Friday, 26 July 2013


When I’m in a bookshop trawling through the poetry section trying to decide what to buy and I don’t know the poet’s name there are a number of factors which will persuade me to purchase this book rather than that one.

Partly it’s the front cover, partly it’s the size – will it fit into my pocket, partly it’s the title and mostly it’s the bit on the back.

The bit that supposed to attract me. Which is why I can’t understand why so many of these back covers are so poor. I’m not interested in endorsements from well known poets – they could be their best mates for all I know, a picture of the poet is irrelevant and the descriptions of the type of poetry inside usually make my eyes glaze over within the first sentence.

How many ‘he sees things as they should be seen’, ‘an appreciation of the physical world’, ‘unusual personal shadows’. ‘new spaces through language’ need to be written. They are interchangeable.

And worst of all are the ones that make me actually put the book back on the shelf without further thought as in ‘This book is groundbreaking’. As if.

Ironically the type of publisher that makes me open a book in the bookshop ( which is surely the point ) is Faber and Faber who put nothing on the back and only the author’s name and the title on the front.

Thursday, 4 July 2013


Every month or so I meet up with poets Ron Scowcroft and Martin Domleo for chat about poetry. Last week was one of those occasions and the talk drifted, as it does, about recent readings we’ve been to and what’s coming up.

And we discovered that we’d all recently been to events where some poets had been wearing hats. With feathers in them. Which brought the unanimous verdict that this trend was not to be encouraged.

Indeed, I’d take it further and suggest that any form of poetic dress code involving capes, scarves, greatcoats, frills, headbands, waistcoats, cowboy boots or Doc Martens should be reported to the Poetry Society who will be obliged to issue a first formal warning to those wearing such apparel. On further transgressions the poet would be forced to attend the Glastonbury Festival.

Apart from anything else wasn’t the wearing of hats indoors supposed to be rude.

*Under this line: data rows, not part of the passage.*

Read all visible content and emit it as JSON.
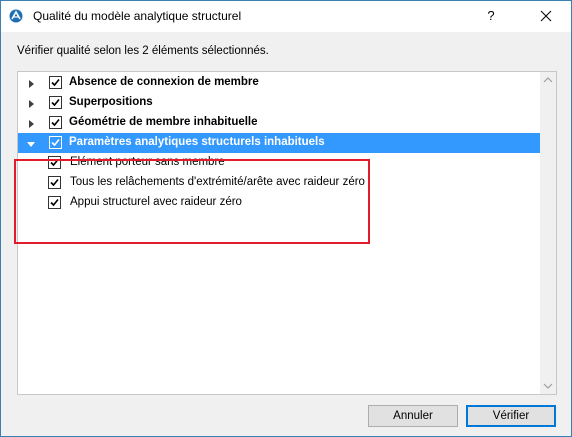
{
  "window": {
    "title": "Qualité du modèle analytique structurel",
    "help_label": "?",
    "accent_color": "#3399ff",
    "highlight_color": "#e21c2a"
  },
  "instructions": "Vérifier qualité selon les 2 éléments sélectionnés.",
  "tree": {
    "items": [
      {
        "label": "Absence de connexion de membre",
        "checked": true,
        "expanded": false,
        "level": 0,
        "selected": false
      },
      {
        "label": "Superpositions",
        "checked": true,
        "expanded": false,
        "level": 0,
        "selected": false
      },
      {
        "label": "Géométrie de membre inhabituelle",
        "checked": true,
        "expanded": false,
        "level": 0,
        "selected": false
      },
      {
        "label": "Paramètres analytiques structurels inhabituels",
        "checked": true,
        "expanded": true,
        "level": 0,
        "selected": true
      },
      {
        "label": "Elément porteur sans membre",
        "checked": true,
        "level": 1,
        "selected": false
      },
      {
        "label": "Tous les relâchements d'extrémité/arête avec raideur zéro",
        "checked": true,
        "level": 1,
        "selected": false
      },
      {
        "label": "Appui structurel avec raideur zéro",
        "checked": true,
        "level": 1,
        "selected": false
      }
    ]
  },
  "buttons": {
    "cancel_label": "Annuler",
    "verify_label": "Vérifier"
  }
}
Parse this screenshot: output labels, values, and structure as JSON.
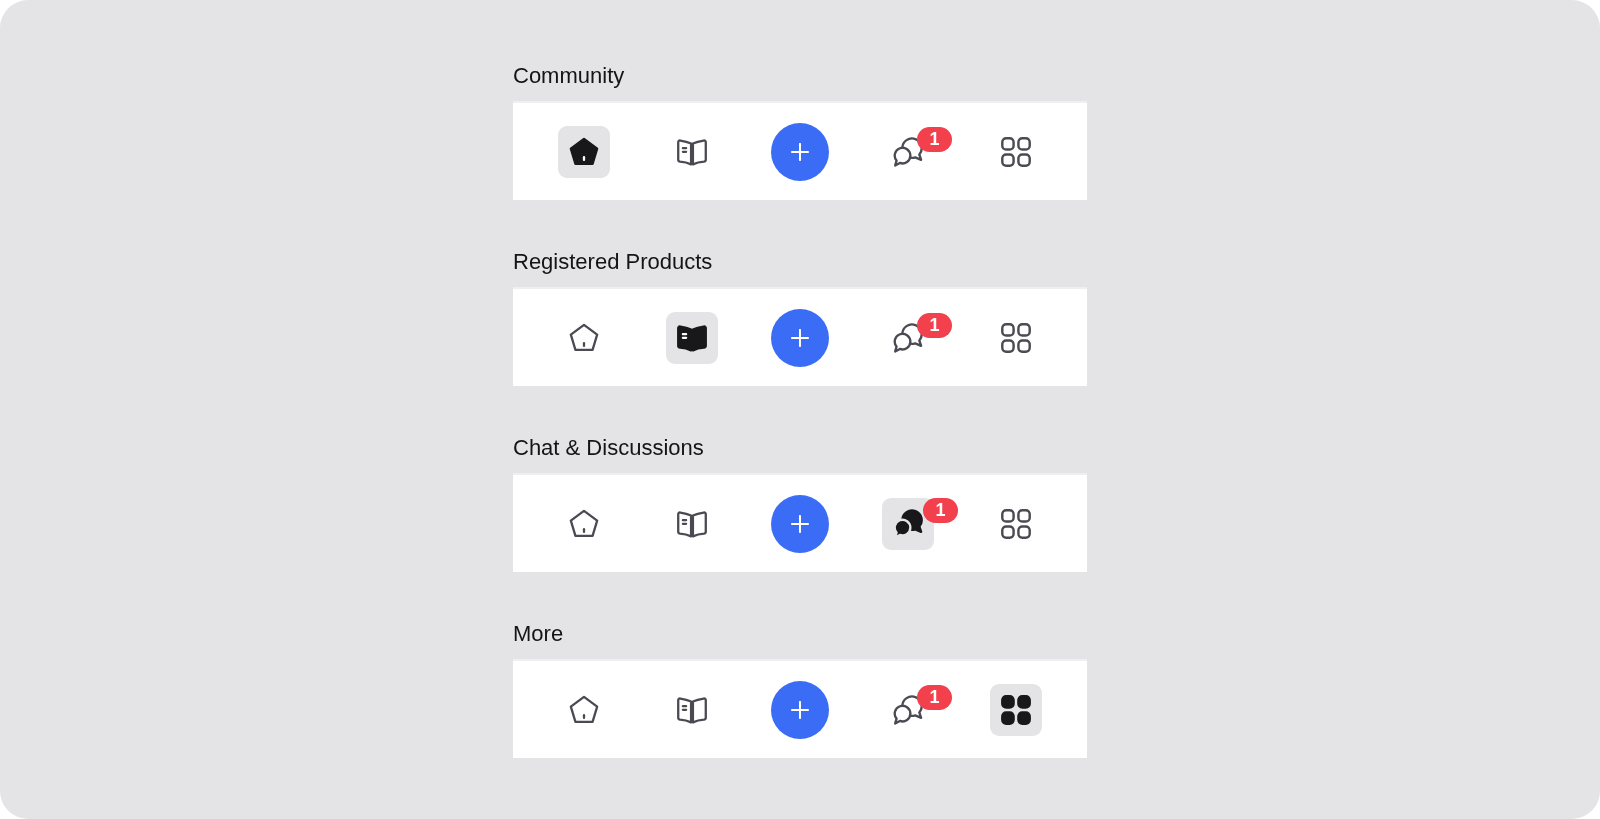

It just so happened that this week I came across a poem by Tony Curtis entitled ‘Hat’ which include the lines: I wanted a hat with gold, purple/saffron, the yellow of a buttercup,/the red of a butterfly:/so that even a stranger,/passing at a distance,/could see the poet in me.

It’s in his book ‘The Well in the Rain’ from Arc Publications.